== WORK REQUEST ==
When copying the data, keep every line exactly the same.

Dataset records
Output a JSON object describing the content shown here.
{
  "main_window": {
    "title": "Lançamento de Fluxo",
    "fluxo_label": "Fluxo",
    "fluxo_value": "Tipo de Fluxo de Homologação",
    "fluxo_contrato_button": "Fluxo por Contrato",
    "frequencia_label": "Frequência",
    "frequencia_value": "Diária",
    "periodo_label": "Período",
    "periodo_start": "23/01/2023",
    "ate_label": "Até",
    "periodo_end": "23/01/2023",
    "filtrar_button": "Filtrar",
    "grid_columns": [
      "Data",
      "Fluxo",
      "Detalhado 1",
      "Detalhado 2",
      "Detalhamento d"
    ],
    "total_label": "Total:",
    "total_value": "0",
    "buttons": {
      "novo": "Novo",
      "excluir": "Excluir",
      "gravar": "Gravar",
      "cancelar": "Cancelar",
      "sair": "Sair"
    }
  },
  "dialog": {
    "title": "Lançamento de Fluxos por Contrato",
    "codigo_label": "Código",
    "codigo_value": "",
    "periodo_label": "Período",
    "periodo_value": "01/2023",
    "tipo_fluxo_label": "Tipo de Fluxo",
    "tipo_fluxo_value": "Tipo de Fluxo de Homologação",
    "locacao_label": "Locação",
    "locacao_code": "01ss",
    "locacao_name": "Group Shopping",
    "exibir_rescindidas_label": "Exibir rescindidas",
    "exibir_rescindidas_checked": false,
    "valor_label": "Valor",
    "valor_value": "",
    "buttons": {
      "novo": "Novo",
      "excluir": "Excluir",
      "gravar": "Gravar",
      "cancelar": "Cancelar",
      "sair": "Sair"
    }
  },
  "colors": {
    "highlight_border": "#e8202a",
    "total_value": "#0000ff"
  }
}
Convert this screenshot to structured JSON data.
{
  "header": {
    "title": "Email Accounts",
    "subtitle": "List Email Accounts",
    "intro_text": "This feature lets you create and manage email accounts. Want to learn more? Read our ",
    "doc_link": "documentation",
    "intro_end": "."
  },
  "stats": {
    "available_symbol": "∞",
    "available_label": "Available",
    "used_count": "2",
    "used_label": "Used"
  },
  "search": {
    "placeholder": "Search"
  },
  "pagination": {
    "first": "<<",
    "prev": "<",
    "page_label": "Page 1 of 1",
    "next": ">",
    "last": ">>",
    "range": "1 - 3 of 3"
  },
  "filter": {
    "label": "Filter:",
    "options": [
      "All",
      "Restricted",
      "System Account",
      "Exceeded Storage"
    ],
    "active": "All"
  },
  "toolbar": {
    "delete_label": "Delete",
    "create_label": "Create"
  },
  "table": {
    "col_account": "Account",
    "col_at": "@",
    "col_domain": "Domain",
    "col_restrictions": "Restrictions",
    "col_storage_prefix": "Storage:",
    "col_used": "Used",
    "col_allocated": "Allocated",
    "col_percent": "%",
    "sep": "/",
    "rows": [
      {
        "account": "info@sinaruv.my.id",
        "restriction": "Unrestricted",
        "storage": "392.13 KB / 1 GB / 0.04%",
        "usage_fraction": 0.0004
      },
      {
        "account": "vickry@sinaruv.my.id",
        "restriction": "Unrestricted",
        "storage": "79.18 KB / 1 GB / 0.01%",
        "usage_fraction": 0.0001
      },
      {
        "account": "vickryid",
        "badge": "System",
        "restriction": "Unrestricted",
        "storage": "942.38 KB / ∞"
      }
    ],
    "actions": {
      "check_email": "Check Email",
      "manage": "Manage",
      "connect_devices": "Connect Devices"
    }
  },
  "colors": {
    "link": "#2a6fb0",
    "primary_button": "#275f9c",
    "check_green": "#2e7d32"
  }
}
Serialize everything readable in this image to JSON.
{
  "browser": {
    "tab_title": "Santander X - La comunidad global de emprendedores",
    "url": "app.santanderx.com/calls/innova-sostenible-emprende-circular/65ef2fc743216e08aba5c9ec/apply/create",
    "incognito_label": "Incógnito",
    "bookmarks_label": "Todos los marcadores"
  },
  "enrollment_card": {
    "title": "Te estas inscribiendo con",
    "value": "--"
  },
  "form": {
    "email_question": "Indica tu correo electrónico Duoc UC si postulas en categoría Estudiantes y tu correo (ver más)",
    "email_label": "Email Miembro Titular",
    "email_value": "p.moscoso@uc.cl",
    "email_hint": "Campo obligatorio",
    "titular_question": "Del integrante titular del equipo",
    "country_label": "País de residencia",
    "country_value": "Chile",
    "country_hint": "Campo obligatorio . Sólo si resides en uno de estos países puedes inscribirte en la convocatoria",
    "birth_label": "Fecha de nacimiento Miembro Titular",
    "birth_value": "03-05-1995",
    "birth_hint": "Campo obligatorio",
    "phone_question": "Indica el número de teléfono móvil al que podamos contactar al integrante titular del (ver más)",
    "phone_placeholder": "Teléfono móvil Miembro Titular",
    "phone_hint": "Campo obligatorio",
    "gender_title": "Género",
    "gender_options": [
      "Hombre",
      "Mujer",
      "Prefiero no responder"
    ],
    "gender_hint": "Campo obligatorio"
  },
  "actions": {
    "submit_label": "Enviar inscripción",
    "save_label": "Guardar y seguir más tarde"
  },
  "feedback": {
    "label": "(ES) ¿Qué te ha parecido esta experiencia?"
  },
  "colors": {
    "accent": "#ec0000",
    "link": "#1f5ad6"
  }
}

== FINAL ANSWER ==
Output a JSON object describing the content shown here.
{
  "main_window": {
    "title": "Lançamento de Fluxo",
    "fluxo_label": "Fluxo",
    "fluxo_value": "Tipo de Fluxo de Homologação",
    "fluxo_contrato_button": "Fluxo por Contrato",
    "frequencia_label": "Frequência",
    "frequencia_value": "Diária",
    "periodo_label": "Período",
    "periodo_start": "23/01/2023",
    "ate_label": "Até",
    "periodo_end": "23/01/2023",
    "filtrar_button": "Filtrar",
    "grid_columns": [
      "Data",
      "Fluxo",
      "Detalhado 1",
      "Detalhado 2",
      "Detalhamento d"
    ],
    "total_label": "Total:",
    "total_value": "0",
    "buttons": {
      "novo": "Novo",
      "excluir": "Excluir",
      "gravar": "Gravar",
      "cancelar": "Cancelar",
      "sair": "Sair"
    }
  },
  "dialog": {
    "title": "Lançamento de Fluxos por Contrato",
    "codigo_label": "Código",
    "codigo_value": "",
    "periodo_label": "Período",
    "periodo_value": "01/2023",
    "tipo_fluxo_label": "Tipo de Fluxo",
    "tipo_fluxo_value": "Tipo de Fluxo de Homologação",
    "locacao_label": "Locação",
    "locacao_code": "01ss",
    "locacao_name": "Group Shopping",
    "exibir_rescindidas_label": "Exibir rescindidas",
    "exibir_rescindidas_checked": false,
    "valor_label": "Valor",
    "valor_value": "",
    "buttons": {
      "novo": "Novo",
      "excluir": "Excluir",
      "gravar": "Gravar",
      "cancelar": "Cancelar",
      "sair": "Sair"
    }
  },
  "colors": {
    "highlight_border": "#e8202a",
    "total_value": "#0000ff"
  }
}
Convert this screenshot to structured JSON data.
{
  "header": {
    "title": "Email Accounts",
    "subtitle": "List Email Accounts",
    "intro_text": "This feature lets you create and manage email accounts. Want to learn more? Read our ",
    "doc_link": "documentation",
    "intro_end": "."
  },
  "stats": {
    "available_symbol": "∞",
    "available_label": "Available",
    "used_count": "2",
    "used_label": "Used"
  },
  "search": {
    "placeholder": "Search"
  },
  "pagination": {
    "first": "<<",
    "prev": "<",
    "page_label": "Page 1 of 1",
    "next": ">",
    "last": ">>",
    "range": "1 - 3 of 3"
  },
  "filter": {
    "label": "Filter:",
    "options": [
      "All",
      "Restricted",
      "System Account",
      "Exceeded Storage"
    ],
    "active": "All"
  },
  "toolbar": {
    "delete_label": "Delete",
    "create_label": "Create"
  },
  "table": {
    "col_account": "Account",
    "col_at": "@",
    "col_domain": "Domain",
    "col_restrictions": "Restrictions",
    "col_storage_prefix": "Storage:",
    "col_used": "Used",
    "col_allocated": "Allocated",
    "col_percent": "%",
    "sep": "/",
    "rows": [
      {
        "account": "info@sinaruv.my.id",
        "restriction": "Unrestricted",
        "storage": "392.13 KB / 1 GB / 0.04%",
        "usage_fraction": 0.0004
      },
      {
        "account": "vickry@sinaruv.my.id",
        "restriction": "Unrestricted",
        "storage": "79.18 KB / 1 GB / 0.01%",
        "usage_fraction": 0.0001
      },
      {
        "account": "vickryid",
        "badge": "System",
        "restriction": "Unrestricted",
        "storage": "942.38 KB / ∞"
      }
    ],
    "actions": {
      "check_email": "Check Email",
      "manage": "Manage",
      "connect_devices": "Connect Devices"
    }
  },
  "colors": {
    "link": "#2a6fb0",
    "primary_button": "#275f9c",
    "check_green": "#2e7d32"
  }
}
Serialize everything readable in this image to JSON.
{
  "browser": {
    "tab_title": "Santander X - La comunidad global de emprendedores",
    "url": "app.santanderx.com/calls/innova-sostenible-emprende-circular/65ef2fc743216e08aba5c9ec/apply/create",
    "incognito_label": "Incógnito",
    "bookmarks_label": "Todos los marcadores"
  },
  "enrollment_card": {
    "title": "Te estas inscribiendo con",
    "value": "--"
  },
  "form": {
    "email_question": "Indica tu correo electrónico Duoc UC si postulas en categoría Estudiantes y tu correo (ver más)",
    "email_label": "Email Miembro Titular",
    "email_value": "p.moscoso@uc.cl",
    "email_hint": "Campo obligatorio",
    "titular_question": "Del integrante titular del equipo",
    "country_label": "País de residencia",
    "country_value": "Chile",
    "country_hint": "Campo obligatorio . Sólo si resides en uno de estos países puedes inscribirte en la convocatoria",
    "birth_label": "Fecha de nacimiento Miembro Titular",
    "birth_value": "03-05-1995",
    "birth_hint": "Campo obligatorio",
    "phone_question": "Indica el número de teléfono móvil al que podamos contactar al integrante titular del (ver más)",
    "phone_placeholder": "Teléfono móvil Miembro Titular",
    "phone_hint": "Campo obligatorio",
    "gender_title": "Género",
    "gender_options": [
      "Hombre",
      "Mujer",
      "Prefiero no responder"
    ],
    "gender_hint": "Campo obligatorio"
  },
  "actions": {
    "submit_label": "Enviar inscripción",
    "save_label": "Guardar y seguir más tarde"
  },
  "feedback": {
    "label": "(ES) ¿Qué te ha parecido esta experiencia?"
  },
  "colors": {
    "accent": "#ec0000",
    "link": "#1f5ad6"
  }
}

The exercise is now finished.